One of Michigan's most prolific maybe-haunted buildings will soon be open for visitors to walk through — not for standard ghost tours, but for an immersive experience that is sure to spook even the most avid visitors of haunted houses.
Several levels of the Kay Beard Building, part of the greater facility known as Eloise, have been converted to the Eloise Asylum, a high-tech experience with scare actors, sets built based on the original building and a storyline designed to frighten.
The project took about two years of planning and more than $1.2 million spent just on the haunted house, Jay Kays, director of operations, said during a preview Thursday.
"What you get for that is not like a haunted house you have experienced before, though," Kays said. That includes "cold spark" machines, which emit safe bursts of sparks, lots of realistic props and the kind of projection technology typically seen in theme parks and immersive art exhibits. "This is a story, an experience, and we want people to really get into it."
Visitors start on the first floor, where they are treated as patients being admitted to the asylum. They visit several rooms, including many that are original to the building and were meticulously designed to match the existing building.
As visitors work their way deeper into the building and further into the storyline (which is fictional but plays off of elements true to the facility's history), guests continually find new scares and more creepy themes.
There is also a second attraction in the basement of the building where Kays said visitors see what happens when attempts to make people immune to nuclear attacks go wrong.
"The story itself is very simple, but using the story like this and all the production that has gone into it is so innovative in our industry," Kays said.
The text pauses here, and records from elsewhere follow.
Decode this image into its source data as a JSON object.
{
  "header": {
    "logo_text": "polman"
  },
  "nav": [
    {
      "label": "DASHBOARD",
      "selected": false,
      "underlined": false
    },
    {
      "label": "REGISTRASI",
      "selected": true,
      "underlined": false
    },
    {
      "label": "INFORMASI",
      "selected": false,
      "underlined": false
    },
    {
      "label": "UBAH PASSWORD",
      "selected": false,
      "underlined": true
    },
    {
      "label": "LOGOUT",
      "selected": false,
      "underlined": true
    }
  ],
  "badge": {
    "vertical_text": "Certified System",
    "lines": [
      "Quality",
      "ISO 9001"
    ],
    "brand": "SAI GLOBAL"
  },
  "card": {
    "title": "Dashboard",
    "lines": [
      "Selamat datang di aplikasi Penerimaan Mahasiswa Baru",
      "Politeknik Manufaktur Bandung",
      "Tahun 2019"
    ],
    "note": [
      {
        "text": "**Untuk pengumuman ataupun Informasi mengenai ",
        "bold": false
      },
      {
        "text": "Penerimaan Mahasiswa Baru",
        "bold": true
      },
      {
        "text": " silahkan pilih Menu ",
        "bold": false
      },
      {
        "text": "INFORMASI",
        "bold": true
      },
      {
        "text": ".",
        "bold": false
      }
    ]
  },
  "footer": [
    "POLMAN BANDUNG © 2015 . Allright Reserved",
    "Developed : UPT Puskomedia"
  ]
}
Part of what makes the experience fully immersive is the work of people like Kaity Furdak, who helped with the art direction of the experience. She said she spent dozens of hours looking at historic photos and touring the building to make sure it was next to impossible to tell what was a real, original piece of the building, and what was a set.
"One of my favorite things about doing what I do is hearing people walk through and say, 'Is this real?' or knocking on the wood to see what's real or not," Furdak said. "The goal is to really submerge you."
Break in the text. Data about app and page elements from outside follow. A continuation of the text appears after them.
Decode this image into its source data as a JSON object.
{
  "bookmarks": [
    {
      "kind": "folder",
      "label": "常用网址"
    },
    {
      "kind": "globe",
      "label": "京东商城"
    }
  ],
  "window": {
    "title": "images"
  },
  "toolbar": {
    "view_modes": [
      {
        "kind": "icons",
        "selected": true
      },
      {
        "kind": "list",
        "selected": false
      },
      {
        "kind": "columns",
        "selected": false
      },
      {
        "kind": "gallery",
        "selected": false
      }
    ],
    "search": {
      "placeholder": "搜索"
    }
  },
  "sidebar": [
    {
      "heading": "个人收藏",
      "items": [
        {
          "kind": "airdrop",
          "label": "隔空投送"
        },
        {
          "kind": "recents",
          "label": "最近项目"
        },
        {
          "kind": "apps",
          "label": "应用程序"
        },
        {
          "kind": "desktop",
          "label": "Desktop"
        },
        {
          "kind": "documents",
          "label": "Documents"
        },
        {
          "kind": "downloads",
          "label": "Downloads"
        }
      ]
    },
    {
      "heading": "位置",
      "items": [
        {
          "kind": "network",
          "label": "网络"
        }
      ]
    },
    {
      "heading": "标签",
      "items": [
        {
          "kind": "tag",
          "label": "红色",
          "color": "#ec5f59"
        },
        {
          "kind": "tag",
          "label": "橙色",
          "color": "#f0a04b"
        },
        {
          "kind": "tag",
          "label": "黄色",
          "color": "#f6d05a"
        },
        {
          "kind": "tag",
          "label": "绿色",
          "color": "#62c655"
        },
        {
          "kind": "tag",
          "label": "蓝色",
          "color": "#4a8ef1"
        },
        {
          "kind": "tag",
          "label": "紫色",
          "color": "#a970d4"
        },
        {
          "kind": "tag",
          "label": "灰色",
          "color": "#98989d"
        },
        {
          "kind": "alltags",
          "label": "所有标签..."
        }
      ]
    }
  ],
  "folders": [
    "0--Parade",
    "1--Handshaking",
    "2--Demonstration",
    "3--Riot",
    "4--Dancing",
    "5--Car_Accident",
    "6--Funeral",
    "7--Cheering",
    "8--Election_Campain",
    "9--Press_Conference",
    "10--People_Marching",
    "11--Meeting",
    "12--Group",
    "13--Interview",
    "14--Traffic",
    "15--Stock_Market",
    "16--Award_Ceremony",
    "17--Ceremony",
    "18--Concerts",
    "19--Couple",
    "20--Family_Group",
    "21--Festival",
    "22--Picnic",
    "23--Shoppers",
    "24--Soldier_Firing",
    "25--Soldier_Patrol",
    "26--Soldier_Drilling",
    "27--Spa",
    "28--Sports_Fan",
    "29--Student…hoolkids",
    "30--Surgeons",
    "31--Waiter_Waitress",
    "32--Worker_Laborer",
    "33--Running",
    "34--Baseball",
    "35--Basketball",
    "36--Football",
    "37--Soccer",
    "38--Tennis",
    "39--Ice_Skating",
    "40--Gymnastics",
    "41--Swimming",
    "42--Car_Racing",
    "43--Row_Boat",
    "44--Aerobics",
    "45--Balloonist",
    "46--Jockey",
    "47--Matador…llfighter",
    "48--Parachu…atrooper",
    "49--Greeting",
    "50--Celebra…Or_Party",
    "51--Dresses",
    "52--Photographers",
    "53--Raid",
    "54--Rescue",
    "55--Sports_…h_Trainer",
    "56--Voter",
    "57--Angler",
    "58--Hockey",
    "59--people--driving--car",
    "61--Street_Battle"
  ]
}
In order to do that, she spent hours matching tiles to what is original to the building and painting faux wood to match the details of wood already in the building.
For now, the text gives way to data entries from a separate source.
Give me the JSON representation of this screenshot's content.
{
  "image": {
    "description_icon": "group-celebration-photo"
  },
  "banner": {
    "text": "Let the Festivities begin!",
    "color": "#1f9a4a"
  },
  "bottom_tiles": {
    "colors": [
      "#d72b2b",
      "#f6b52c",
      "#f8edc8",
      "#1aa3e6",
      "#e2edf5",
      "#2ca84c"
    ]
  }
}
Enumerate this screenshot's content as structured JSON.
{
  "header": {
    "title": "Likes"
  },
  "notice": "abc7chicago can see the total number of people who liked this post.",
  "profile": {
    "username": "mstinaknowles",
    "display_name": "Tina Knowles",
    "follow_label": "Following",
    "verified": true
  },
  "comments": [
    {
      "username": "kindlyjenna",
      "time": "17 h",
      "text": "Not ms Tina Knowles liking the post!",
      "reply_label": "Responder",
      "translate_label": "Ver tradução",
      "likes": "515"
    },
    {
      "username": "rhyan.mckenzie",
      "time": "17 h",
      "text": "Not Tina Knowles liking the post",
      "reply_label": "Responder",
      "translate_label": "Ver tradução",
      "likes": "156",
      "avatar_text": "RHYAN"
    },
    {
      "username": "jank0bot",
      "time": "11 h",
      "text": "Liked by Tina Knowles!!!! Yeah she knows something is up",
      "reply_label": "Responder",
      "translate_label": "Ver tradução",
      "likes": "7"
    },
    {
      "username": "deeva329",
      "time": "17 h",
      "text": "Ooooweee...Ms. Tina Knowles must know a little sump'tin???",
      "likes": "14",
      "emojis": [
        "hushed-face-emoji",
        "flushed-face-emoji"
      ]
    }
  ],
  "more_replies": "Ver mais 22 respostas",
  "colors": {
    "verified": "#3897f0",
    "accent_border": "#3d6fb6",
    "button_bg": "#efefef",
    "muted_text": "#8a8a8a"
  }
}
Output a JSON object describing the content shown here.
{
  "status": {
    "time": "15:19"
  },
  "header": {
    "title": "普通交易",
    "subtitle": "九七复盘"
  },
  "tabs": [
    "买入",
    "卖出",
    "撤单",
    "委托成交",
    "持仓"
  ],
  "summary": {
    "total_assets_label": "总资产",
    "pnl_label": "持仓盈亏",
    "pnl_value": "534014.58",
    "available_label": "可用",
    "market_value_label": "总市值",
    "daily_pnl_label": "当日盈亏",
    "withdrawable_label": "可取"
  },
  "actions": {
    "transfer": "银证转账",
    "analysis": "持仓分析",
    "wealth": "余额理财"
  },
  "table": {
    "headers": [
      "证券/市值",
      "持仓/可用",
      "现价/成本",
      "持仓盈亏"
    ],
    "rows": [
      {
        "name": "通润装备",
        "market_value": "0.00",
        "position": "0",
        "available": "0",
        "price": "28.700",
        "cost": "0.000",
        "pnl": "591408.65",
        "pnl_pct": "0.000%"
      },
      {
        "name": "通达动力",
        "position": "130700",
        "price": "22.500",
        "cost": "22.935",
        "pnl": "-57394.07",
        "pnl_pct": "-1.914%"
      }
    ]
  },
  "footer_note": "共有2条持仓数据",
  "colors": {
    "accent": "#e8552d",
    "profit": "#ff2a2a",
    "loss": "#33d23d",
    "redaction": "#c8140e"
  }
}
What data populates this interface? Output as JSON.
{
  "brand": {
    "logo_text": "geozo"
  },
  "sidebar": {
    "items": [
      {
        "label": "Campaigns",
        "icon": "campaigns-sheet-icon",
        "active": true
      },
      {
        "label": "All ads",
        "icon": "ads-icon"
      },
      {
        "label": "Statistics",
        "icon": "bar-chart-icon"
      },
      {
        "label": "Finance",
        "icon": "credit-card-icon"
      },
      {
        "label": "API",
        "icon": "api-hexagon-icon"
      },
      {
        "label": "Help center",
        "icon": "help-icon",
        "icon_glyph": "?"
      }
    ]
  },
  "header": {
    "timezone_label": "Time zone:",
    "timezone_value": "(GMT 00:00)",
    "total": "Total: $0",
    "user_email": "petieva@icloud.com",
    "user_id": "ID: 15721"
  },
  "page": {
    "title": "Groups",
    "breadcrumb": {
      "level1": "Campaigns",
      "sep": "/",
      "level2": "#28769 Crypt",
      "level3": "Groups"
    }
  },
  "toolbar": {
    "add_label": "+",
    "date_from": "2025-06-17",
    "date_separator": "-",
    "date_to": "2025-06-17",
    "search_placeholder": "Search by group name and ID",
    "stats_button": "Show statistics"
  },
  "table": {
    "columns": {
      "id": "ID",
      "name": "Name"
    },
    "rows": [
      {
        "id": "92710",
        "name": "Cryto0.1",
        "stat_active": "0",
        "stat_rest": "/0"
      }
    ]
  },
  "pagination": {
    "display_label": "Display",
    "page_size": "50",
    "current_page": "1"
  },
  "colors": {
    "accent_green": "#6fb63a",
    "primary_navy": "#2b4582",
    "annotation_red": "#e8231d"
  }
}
When that kind of attention is paid to detail, it makes the big details, including a morgue with dozens of feet molded from real people, feel that much more frightening, Furdak said.
The design serves as a maze through the building, which adds another level to the experience. Guests are given previews of future areas so they can expect one thing, just to be frightened by something they never saw coming.
Kays estimated more than 150 employees will work at the attraction, including 65 actors. The commitment to staying local, in everything from lighting teams to wood suppliers, makes a big difference, he said.
To make sure COVID-19 doesn't add an extra level of fear, the tickets to get in are timed to limit the number of people interacting with each other. That timed feature also adds an extra level of scare, Kays said, as it helps limit spoilers for future rooms as guests don't typically hear from a specific room until they're about to enter it. Each visit is between 35 to 40 minutes long.
The plan is to open the attraction each year around the end of September or the beginning of October. Each year will have new developments and additions, Kays said. When the attraction is not in place, the building will still be accessible for the ghost tours the space has been known for years.
Tickets are $40 a person, which gets a visitor access to both the main and basement experiences. VIP tickets, which grant people the ability to jump to the front of the line, are available for $65. A portion of the money goes to the Samaritas Family Center, an emergency shelter for families next to the grounds.
For more information, visit eloiseasylum.com.